- The flexi-job employee receives a so-called 'flexi-salary' which consists of :
- A base remuneration (currently at least 9,18 EUR/h), but it is possible to agree upon a higher amount
- Additional compensation, premiums and benefits if these are granted by the employer
- The flexi-job worker also receives holiday pay on top of his salary (7,67 percent). There is thus only the obligation to grant ordinary holiday pay, and no mandatory equivalent of the double holiday pay. Given the flexibility inherent to the system, the holiday pay should be paid at the same moment as the remuneration the holiday pay is calculated upon.
- The flexi-salary of the employee is a net amount, exempted from normal social security contributions and taxes.
- The employer is however required to pay a special contribution equal to 25 percent of the remuneration. As the basic rates of social security contributions will decrease as of 2018, the main benefit of the system for the employer is not really this 25 percent rate, but rather the flexibility possible under the system and the fact it will logically be far easier to agree with the worker on a low remuneration if the worker knows it concerns a net amount.
- Before entering into a flexi-job, a framework agreement between the employer and flexi-job employee must be concluded providing in certain legally defined information and creating a framework in which the actual employment contract can be concluded. This agreement is a pure "on-call agreement", and does not need to specify the moment on which the flexi-job worker will work. This absolute flexibility works nevertheless in both directions, as the employer has no minimum number of hours work to be performed, but similarly, the worker in a flexi-job has no minimum number of proposed working hours to be accepted.
- The employment contract can be concluded for a definite period or a clearly defined work. The restrictions on the signature of consecutive fixed term employment contracts stipulated in the 1978 Act on Employment Contracts are nevertheless not applicable to flexi-jobs.
- The formal requirements in relation to variable part-time work schedules, notably the duty to inform the worker at least 5 working days in advance of the applicable work schedule, are not applicable to flexi-jobs.
- Also the beginning and the end of the work performances must be registered. Within the horeca-industry, this was has to be done through the mandatory official cash till. While the legislation allows using other time registration systems meeting the requirements stipulated by Royal Decree, a Royal Decree stipulating these requirements for companies outside the horeca-industry should still be promulgated. In case of variable working hours, less stringent conditions apply compared to a normal employment contract.

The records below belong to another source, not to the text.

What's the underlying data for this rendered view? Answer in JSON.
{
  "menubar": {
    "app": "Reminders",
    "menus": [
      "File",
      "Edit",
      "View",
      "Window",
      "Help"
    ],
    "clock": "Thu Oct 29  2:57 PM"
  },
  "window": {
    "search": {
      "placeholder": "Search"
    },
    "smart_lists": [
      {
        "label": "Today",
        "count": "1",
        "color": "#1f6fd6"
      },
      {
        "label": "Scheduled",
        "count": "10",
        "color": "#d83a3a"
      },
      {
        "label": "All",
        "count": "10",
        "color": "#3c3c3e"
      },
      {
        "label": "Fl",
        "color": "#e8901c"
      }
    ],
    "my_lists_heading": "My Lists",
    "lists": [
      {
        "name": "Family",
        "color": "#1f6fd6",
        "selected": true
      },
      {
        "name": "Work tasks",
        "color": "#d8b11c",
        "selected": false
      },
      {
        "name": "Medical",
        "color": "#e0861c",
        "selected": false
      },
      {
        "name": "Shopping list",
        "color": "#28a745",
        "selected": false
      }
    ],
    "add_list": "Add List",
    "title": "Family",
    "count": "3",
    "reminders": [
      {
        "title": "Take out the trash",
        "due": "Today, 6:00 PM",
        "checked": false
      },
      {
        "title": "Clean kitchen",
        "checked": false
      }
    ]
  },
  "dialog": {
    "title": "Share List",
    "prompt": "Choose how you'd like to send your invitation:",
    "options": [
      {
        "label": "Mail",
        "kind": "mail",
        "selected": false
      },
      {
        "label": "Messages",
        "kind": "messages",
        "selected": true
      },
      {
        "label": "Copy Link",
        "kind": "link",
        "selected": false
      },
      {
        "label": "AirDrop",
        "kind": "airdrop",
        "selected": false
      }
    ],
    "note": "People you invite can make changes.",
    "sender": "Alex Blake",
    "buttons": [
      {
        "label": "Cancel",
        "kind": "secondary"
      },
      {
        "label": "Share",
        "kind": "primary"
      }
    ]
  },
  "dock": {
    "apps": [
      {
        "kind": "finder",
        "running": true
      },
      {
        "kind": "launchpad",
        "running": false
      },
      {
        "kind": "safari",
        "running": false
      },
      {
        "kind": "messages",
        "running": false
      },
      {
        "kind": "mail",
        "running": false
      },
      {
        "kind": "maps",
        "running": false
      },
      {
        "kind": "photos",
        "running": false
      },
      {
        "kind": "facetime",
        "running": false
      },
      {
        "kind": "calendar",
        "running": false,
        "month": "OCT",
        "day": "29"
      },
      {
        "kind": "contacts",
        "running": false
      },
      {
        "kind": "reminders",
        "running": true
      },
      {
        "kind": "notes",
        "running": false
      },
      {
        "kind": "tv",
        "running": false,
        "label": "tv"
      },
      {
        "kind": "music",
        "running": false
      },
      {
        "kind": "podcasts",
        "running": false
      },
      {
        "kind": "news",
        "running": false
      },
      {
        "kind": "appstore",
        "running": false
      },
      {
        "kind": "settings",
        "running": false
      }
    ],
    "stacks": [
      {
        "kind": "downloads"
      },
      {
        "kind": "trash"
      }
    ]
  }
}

The new flexi-job rules normally enter into force on 1 January 2018.
The legal reforms discussed in this publication are not definitively approved by Parliament yet, and may be subject to change.